_Component data from apps and pages_
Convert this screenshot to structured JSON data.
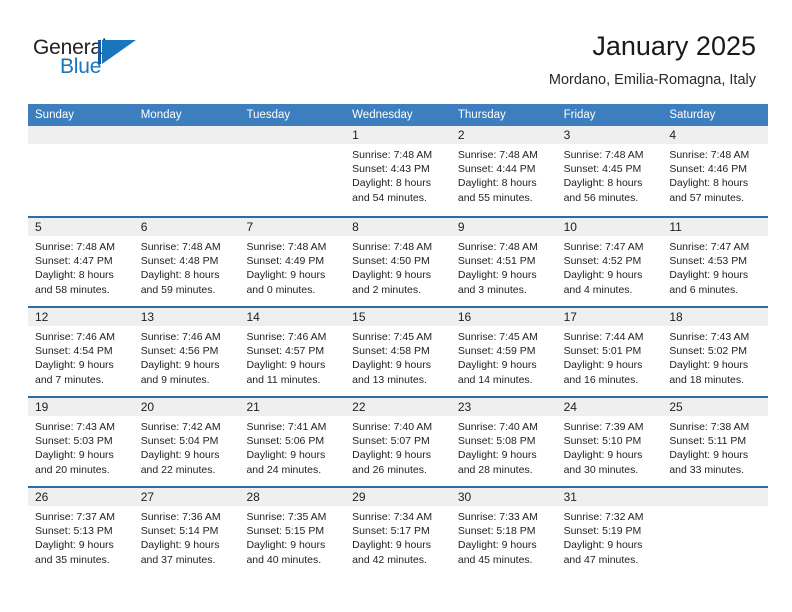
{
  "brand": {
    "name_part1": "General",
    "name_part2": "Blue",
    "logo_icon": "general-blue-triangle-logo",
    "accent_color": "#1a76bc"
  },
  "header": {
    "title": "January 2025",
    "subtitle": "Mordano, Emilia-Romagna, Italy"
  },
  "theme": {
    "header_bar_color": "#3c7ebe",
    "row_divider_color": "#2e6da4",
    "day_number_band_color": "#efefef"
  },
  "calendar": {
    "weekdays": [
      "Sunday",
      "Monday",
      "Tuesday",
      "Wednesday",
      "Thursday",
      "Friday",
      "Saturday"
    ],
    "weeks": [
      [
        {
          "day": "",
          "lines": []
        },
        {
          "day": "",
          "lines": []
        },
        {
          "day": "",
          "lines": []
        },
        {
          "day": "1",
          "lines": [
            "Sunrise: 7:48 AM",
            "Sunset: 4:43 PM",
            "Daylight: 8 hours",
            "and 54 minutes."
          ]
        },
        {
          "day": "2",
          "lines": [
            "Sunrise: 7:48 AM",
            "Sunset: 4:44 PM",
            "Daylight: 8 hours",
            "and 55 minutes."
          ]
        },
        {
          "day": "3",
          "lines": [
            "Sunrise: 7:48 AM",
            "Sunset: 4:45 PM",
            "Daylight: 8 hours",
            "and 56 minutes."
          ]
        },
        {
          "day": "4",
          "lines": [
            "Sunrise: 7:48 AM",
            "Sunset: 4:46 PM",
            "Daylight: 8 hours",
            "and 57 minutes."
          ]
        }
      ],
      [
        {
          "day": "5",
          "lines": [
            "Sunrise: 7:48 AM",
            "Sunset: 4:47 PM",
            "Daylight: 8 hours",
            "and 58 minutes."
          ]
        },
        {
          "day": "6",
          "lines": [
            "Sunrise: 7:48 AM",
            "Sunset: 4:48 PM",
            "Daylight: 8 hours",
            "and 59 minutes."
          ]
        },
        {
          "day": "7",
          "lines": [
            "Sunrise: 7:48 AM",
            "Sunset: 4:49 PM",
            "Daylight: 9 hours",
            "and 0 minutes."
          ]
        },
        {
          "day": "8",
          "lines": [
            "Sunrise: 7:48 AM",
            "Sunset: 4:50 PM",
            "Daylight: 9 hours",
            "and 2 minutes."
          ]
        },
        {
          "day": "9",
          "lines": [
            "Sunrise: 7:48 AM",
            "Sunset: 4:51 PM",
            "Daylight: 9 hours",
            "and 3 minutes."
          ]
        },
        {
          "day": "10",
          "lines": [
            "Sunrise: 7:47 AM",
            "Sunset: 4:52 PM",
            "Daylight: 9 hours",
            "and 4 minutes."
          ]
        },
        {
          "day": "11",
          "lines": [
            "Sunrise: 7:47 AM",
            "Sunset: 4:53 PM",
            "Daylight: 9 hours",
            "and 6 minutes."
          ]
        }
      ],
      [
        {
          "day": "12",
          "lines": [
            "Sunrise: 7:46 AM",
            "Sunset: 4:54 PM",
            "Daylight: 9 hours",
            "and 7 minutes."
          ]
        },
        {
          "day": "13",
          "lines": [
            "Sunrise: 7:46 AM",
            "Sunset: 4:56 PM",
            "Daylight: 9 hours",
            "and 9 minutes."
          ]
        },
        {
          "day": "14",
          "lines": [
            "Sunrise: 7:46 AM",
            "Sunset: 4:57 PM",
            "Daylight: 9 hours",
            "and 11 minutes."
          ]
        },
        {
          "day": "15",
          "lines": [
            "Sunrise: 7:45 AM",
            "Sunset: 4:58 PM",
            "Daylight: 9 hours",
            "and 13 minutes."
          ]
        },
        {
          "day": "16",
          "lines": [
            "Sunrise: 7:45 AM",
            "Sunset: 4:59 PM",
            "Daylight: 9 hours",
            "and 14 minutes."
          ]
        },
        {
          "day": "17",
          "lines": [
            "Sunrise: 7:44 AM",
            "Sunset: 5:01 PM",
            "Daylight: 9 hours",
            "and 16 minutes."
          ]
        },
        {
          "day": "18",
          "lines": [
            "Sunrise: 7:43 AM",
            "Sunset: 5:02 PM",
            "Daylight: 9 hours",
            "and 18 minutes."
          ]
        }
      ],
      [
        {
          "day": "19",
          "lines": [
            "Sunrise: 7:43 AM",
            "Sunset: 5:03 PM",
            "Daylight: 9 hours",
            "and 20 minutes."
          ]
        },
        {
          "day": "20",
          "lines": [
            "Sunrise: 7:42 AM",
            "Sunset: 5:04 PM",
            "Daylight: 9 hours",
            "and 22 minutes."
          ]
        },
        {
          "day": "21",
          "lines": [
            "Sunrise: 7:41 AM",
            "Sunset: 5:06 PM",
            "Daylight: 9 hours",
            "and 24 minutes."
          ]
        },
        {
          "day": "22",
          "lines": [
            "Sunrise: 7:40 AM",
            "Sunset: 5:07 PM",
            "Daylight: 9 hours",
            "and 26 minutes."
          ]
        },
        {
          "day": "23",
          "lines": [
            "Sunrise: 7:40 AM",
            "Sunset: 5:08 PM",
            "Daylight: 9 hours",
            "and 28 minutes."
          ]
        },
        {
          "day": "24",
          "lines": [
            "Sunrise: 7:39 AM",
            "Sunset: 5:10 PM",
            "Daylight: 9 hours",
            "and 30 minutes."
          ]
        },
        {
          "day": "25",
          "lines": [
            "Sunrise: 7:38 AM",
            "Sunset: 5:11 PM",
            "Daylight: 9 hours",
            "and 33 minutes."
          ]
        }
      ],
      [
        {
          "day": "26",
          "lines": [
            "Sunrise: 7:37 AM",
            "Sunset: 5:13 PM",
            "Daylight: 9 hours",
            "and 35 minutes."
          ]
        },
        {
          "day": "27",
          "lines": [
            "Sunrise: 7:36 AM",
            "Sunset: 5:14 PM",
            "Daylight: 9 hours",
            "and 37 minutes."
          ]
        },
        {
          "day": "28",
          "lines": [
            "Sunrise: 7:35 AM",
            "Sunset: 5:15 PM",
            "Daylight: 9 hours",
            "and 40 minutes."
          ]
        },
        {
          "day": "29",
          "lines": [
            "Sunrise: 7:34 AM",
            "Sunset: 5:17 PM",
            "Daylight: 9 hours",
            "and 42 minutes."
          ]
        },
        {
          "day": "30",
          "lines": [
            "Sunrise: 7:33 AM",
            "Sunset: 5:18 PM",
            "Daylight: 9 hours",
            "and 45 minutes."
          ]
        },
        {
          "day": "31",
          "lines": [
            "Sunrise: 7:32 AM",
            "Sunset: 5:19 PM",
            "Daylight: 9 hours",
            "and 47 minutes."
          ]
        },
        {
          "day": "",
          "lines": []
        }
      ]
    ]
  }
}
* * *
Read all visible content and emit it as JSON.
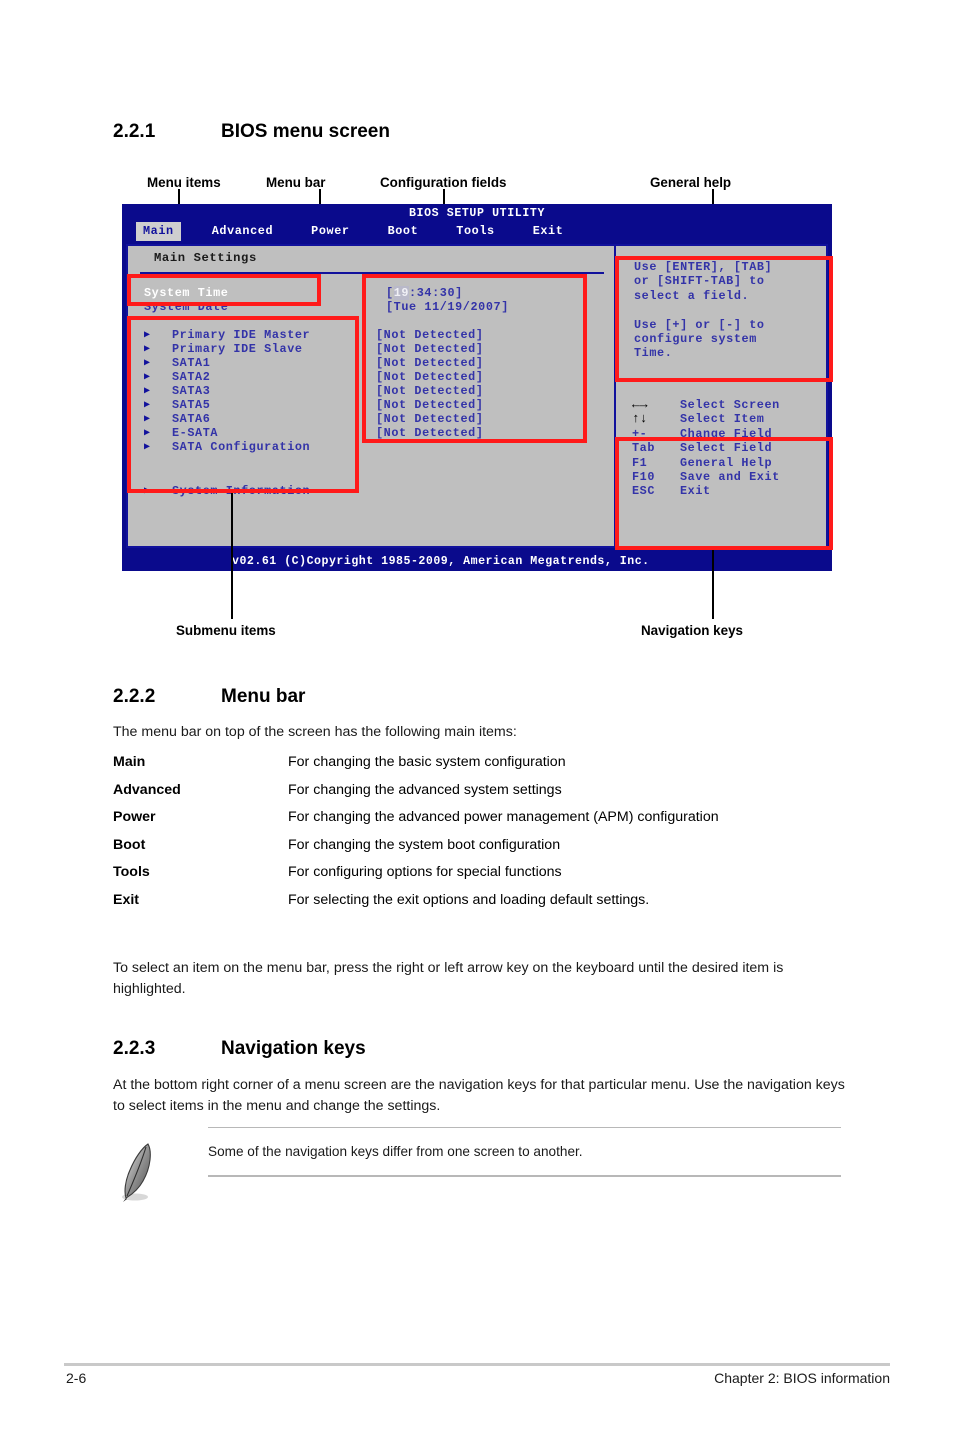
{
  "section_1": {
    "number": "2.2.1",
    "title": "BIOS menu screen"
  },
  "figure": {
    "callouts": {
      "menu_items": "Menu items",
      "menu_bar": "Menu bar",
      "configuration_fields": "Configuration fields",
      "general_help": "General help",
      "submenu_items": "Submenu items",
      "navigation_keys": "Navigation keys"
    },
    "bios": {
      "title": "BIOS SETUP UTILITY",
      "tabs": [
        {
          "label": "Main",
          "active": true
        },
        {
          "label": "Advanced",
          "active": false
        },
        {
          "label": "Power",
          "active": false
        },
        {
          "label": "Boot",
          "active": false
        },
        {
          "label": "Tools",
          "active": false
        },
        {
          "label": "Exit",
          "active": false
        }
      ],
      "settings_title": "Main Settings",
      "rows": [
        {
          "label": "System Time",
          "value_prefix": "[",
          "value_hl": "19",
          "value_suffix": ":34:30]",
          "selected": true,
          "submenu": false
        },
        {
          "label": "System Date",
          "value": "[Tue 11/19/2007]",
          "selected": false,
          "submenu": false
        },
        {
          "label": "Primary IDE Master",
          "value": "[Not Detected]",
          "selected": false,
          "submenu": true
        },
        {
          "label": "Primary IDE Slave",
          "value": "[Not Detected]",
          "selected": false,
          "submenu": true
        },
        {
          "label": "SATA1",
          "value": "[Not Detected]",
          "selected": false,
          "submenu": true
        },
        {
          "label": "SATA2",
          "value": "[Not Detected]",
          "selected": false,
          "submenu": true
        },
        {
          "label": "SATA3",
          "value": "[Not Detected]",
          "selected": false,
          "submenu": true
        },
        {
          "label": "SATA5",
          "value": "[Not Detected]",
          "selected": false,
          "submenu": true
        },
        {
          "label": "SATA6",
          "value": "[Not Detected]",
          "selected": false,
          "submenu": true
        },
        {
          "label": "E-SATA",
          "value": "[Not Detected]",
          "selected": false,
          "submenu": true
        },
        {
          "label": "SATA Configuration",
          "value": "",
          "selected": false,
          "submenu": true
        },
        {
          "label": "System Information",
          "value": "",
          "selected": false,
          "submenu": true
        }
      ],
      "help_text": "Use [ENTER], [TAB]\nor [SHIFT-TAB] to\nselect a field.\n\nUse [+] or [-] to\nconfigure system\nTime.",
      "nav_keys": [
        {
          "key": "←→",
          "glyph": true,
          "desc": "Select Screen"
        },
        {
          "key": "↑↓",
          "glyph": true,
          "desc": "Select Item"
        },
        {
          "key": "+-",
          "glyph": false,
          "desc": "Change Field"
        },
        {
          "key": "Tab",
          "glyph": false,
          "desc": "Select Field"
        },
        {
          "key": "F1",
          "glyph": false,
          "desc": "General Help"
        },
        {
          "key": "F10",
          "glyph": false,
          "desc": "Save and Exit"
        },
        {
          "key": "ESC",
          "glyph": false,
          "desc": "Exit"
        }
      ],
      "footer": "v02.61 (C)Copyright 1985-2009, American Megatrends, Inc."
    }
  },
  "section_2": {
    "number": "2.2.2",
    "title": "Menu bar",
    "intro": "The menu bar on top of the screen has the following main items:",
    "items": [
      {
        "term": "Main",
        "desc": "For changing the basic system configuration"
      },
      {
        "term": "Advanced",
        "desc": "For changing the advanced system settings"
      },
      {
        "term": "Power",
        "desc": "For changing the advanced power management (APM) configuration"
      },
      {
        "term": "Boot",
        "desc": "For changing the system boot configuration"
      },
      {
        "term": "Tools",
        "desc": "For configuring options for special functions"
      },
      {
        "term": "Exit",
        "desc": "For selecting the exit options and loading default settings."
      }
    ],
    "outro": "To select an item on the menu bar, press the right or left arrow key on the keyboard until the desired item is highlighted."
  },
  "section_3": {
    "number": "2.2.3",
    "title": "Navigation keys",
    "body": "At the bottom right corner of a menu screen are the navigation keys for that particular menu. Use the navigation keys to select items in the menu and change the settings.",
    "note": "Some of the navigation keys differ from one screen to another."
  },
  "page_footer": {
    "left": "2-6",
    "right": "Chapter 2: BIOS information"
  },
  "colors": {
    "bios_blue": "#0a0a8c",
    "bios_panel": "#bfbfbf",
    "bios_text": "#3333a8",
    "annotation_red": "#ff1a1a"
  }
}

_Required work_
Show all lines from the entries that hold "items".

_Result_
      "menu_items": "Menu items",
      "submenu_items": "Submenu items",
    "intro": "The menu bar on top of the screen has the following main items:",
    "items": [
    "body": "At the bottom right corner of a menu screen are the navigation keys for that particular menu. Use the navigation keys to select items in the menu and change the settings.",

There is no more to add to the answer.